To do> Type out the data again. Keep every line exactly the same.

+++++

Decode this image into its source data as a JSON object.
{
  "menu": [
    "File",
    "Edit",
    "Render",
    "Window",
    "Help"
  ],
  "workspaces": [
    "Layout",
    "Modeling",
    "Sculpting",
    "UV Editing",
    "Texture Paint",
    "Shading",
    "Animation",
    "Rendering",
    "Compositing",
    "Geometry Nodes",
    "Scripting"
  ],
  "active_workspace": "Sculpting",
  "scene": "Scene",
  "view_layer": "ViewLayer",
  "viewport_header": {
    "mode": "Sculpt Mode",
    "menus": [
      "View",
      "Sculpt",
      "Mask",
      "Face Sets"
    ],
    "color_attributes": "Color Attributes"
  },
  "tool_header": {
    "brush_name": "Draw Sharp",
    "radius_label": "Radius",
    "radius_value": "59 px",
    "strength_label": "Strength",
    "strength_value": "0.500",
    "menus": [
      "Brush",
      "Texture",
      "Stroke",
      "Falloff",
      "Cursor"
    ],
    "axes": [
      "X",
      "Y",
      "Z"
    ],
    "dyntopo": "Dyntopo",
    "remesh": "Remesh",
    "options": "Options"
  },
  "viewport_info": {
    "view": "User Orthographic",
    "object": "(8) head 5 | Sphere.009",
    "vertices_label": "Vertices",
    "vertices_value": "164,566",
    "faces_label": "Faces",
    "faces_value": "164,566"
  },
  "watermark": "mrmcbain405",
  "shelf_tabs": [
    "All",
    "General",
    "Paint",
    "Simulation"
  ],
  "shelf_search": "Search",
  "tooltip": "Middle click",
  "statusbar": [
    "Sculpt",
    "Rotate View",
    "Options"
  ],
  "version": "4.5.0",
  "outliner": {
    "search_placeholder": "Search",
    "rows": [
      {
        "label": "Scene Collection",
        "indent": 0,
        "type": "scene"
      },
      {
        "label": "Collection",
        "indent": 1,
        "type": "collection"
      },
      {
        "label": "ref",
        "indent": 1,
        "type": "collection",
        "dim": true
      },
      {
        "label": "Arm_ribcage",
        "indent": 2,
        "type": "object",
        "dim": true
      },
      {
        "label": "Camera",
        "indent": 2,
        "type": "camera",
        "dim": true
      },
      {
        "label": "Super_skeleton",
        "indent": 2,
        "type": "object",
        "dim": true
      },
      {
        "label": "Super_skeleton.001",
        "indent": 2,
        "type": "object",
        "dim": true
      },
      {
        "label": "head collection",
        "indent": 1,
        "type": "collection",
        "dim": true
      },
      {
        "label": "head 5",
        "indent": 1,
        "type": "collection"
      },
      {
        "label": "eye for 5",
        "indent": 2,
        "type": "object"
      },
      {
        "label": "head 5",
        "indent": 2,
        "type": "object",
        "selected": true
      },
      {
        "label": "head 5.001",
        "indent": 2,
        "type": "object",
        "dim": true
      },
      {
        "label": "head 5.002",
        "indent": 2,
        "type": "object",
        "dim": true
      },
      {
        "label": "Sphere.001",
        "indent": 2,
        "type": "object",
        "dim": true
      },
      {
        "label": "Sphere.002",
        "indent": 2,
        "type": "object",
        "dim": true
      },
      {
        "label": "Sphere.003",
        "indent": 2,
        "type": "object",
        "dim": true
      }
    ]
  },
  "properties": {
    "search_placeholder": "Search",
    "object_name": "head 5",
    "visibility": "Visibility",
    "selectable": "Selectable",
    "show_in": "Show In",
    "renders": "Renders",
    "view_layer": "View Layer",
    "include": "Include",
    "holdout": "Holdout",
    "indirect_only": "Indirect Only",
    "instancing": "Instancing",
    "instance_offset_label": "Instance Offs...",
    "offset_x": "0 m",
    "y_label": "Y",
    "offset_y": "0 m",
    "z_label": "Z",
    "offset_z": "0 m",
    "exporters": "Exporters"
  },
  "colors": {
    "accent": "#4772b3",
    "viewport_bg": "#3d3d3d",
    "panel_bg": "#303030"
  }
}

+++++

Result of this task>
Decode this image into its source data as a JSON object.
{
  "menu": [
    "File",
    "Edit",
    "Render",
    "Window",
    "Help"
  ],
  "workspaces": [
    "Layout",
    "Modeling",
    "Sculpting",
    "UV Editing",
    "Texture Paint",
    "Shading",
    "Animation",
    "Rendering",
    "Compositing",
    "Geometry Nodes",
    "Scripting"
  ],
  "active_workspace": "Sculpting",
  "scene": "Scene",
  "view_layer": "ViewLayer",
  "viewport_header": {
    "mode": "Sculpt Mode",
    "menus": [
      "View",
      "Sculpt",
      "Mask",
      "Face Sets"
    ],
    "color_attributes": "Color Attributes"
  },
  "tool_header": {
    "brush_name": "Draw Sharp",
    "radius_label": "Radius",
    "radius_value": "59 px",
    "strength_label": "Strength",
    "strength_value": "0.500",
    "menus": [
      "Brush",
      "Texture",
      "Stroke",
      "Falloff",
      "Cursor"
    ],
    "axes": [
      "X",
      "Y",
      "Z"
    ],
    "dyntopo": "Dyntopo",
    "remesh": "Remesh",
    "options": "Options"
  },
  "viewport_info": {
    "view": "User Orthographic",
    "object": "(8) head 5 | Sphere.009",
    "vertices_label": "Vertices",
    "vertices_value": "164,566",
    "faces_label": "Faces",
    "faces_value": "164,566"
  },
  "watermark": "mrmcbain405",
  "shelf_tabs": [
    "All",
    "General",
    "Paint",
    "Simulation"
  ],
  "shelf_search": "Search",
  "tooltip": "Middle click",
  "statusbar": [
    "Sculpt",
    "Rotate View",
    "Options"
  ],
  "version": "4.5.0",
  "outliner": {
    "search_placeholder": "Search",
    "rows": [
      {
        "label": "Scene Collection",
        "indent": 0,
        "type": "scene"
      },
      {
        "label": "Collection",
        "indent": 1,
        "type": "collection"
      },
      {
        "label": "ref",
        "indent": 1,
        "type": "collection",
        "dim": true
      },
      {
        "label": "Arm_ribcage",
        "indent": 2,
        "type": "object",
        "dim": true
      },
      {
        "label": "Camera",
        "indent": 2,
        "type": "camera",
        "dim": true
      },
      {
        "label": "Super_skeleton",
        "indent": 2,
        "type": "object",
        "dim": true
      },
      {
        "label": "Super_skeleton.001",
        "indent": 2,
        "type": "object",
        "dim": true
      },
      {
        "label": "head collection",
        "indent": 1,
        "type": "collection",
        "dim": true
      },
      {
        "label": "head 5",
        "indent": 1,
        "type": "collection"
      },
      {
        "label": "eye for 5",
        "indent": 2,
        "type": "object"
      },
      {
        "label": "head 5",
        "indent": 2,
        "type": "object",
        "selected": true
      },
      {
        "label": "head 5.001",
        "indent": 2,
        "type": "object",
        "dim": true
      },
      {
        "label": "head 5.002",
        "indent": 2,
        "type": "object",
        "dim": true
      },
      {
        "label": "Sphere.001",
        "indent": 2,
        "type": "object",
        "dim": true
      },
      {
        "label": "Sphere.002",
        "indent": 2,
        "type": "object",
        "dim": true
      },
      {
        "label": "Sphere.003",
        "indent": 2,
        "type": "object",
        "dim": true
      }
    ]
  },
  "properties": {
    "search_placeholder": "Search",
    "object_name": "head 5",
    "visibility": "Visibility",
    "selectable": "Selectable",
    "show_in": "Show In",
    "renders": "Renders",
    "view_layer": "View Layer",
    "include": "Include",
    "holdout": "Holdout",
    "indirect_only": "Indirect Only",
    "instancing": "Instancing",
    "instance_offset_label": "Instance Offs...",
    "offset_x": "0 m",
    "y_label": "Y",
    "offset_y": "0 m",
    "z_label": "Z",
    "offset_z": "0 m",
    "exporters": "Exporters"
  },
  "colors": {
    "accent": "#4772b3",
    "viewport_bg": "#3d3d3d",
    "panel_bg": "#303030"
  }
}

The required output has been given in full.